“They were very loving and excited to see them,” Heath said of the kids’ reactions to Hannah and the others. … We’d just walk the streets sometimes and those kids would come up to her and ask how they were doing.”


Football practice


Heath also got to teach them a little about American football, though with a soccer ball. “They had no idea what it was,” he said. “Soccer is their main sport. … We just lined them up, offensively and defensively, and talked about positions. Then we ran some plays. The ball would hit the ground and they would start kicking it like a soccer ball.”


Asked to not tackle, being on concrete, the kids also soon began knocking each other down and piling-on after plays. After a few dog-piles, Heath said, “OK, we need to stop.” The interpreter assured, “No, they’re fine.” The next pile was particularly massive and Heath thought the bottom kid was surely injured - but he got up laughing. “It’s what they do,” Heath said.


Later, in a classroom, Heath showed videos of Anna Coyote football and described various game situations.
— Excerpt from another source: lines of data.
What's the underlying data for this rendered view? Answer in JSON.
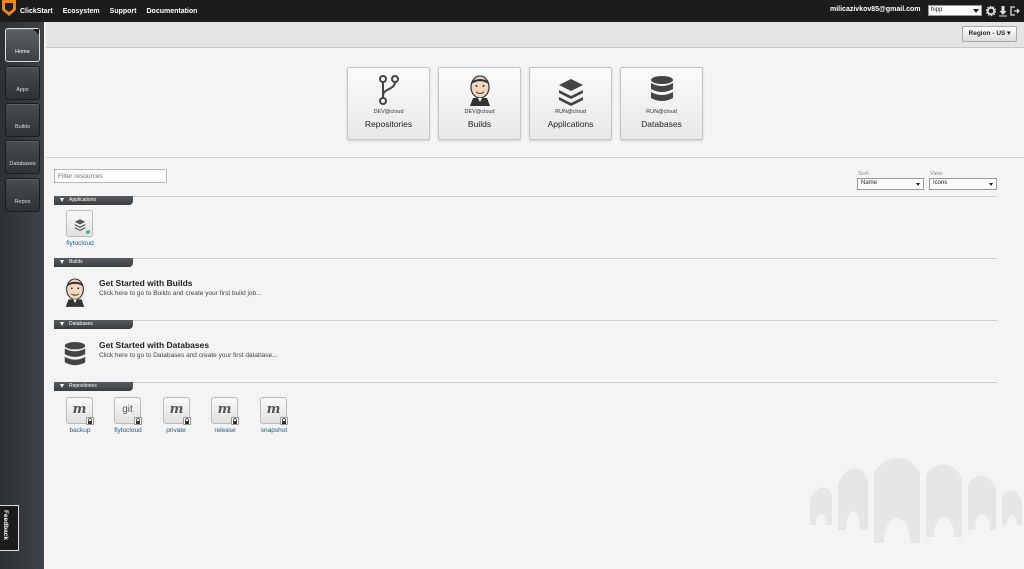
{
  "topbar": {
    "nav": [
      "ClickStart",
      "Ecosystem",
      "Support",
      "Documentation"
    ],
    "user_email": "milicazivkov85@gmail.com",
    "app_selected": "hipp"
  },
  "sidebar": {
    "items": [
      {
        "label": "Home"
      },
      {
        "label": "Apps"
      },
      {
        "label": "Builds"
      },
      {
        "label": "Databases"
      },
      {
        "label": "Repos"
      }
    ],
    "feedback_label": "Feedback"
  },
  "header": {
    "region_label": "Region - US"
  },
  "services": [
    {
      "sub": "DEV@cloud",
      "title": "Repositories",
      "icon": "git-branch-icon"
    },
    {
      "sub": "DEV@cloud",
      "title": "Builds",
      "icon": "jenkins-icon"
    },
    {
      "sub": "RUN@cloud",
      "title": "Applications",
      "icon": "layers-icon"
    },
    {
      "sub": "RUN@cloud",
      "title": "Databases",
      "icon": "database-icon"
    }
  ],
  "filter": {
    "placeholder": "Filter resources",
    "sort_label": "Sort:",
    "sort_value": "Name",
    "view_label": "View:",
    "view_value": "Icons"
  },
  "sections": {
    "applications": {
      "label": "Applications",
      "items": [
        {
          "name": "flytocloud",
          "status_color": "#35c37c"
        }
      ]
    },
    "builds": {
      "label": "Builds",
      "title": "Get Started with Builds",
      "text": "Click here to go to Builds and create your first build job..."
    },
    "databases": {
      "label": "Databases",
      "title": "Get Started with Databases",
      "text": "Click here to go to Databases and create your first database..."
    },
    "repositories": {
      "label": "Repositories",
      "items": [
        {
          "name": "backup",
          "glyph": "m"
        },
        {
          "name": "flytocloud",
          "glyph": "git"
        },
        {
          "name": "private",
          "glyph": "m"
        },
        {
          "name": "release",
          "glyph": "m"
        },
        {
          "name": "snapshot",
          "glyph": "m"
        }
      ]
    }
  }
}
Volleyball was the town’s other big sport and the Heaths played it in the evenings with the kids and school staff. “They loved playing,” Heath said. “You don’t have kids there not wanting to participate. They want to be involved in it.”


The clinic there was one of the town’s nicer buildings. “Hannah actually started getting sick at one point,” Heath said. “We took her to the clinic to get some antibiotics and to see a doctor — a real doctor. For the appointment and the drugs, you know how much it cost? Three dollars. That blew me away because you’re looking at a third-world country that can provide health care for anybody at a cost like that. They don’t have to pay any co-pays or premiums and those things. Here in the U.S. that would’ve been a $150 visit, easy.”


Mission Board assists


Mike Lawson, the senior pastor of First Baptist Sherman, explained by phone how the Southern Baptist Convention’s International Mission Board assists groups seeking to serve and minister to others around the world. The Board has missionaries positioned internationally who are able to assess local needs and make them known to interested parties.


“We somehow were made aware of a need in Yauyos,” Lawson said. “We worked through the Lima, Peru, representative for the International Mission Board to get organized to go there. For five years, we’ve had some people, off and on, who’ve been a part of that. We’ve made at least one trip a year for all of those years and usually more.”


Lawson noted some of the changes he’s observed in those who’ve traveled to serve others in faraway places. “Not just in Peru,” he said, “but in any international exposure, number one, there’s a real appreciation that people gain for their own homeland. But also, I think they gain a real sense of how fortunate we are to have the exposure to the Christian worldview that’s not prevalent in many places around the world. They have an awareness of the benefit that we have as American citizens, but also as American Christians to have so much opportunity to be exposed to the things of God.”


“It was definitely a good experience,” Heath said, “and something I wouldn’t mind doing again.”


Said Hannah, “I feel more open in just building relationships with people that I may not know and getting out of my comfort zone more — just loving on people. That’s what God calls us to do, is love on people, despite their life, their past or how they live.”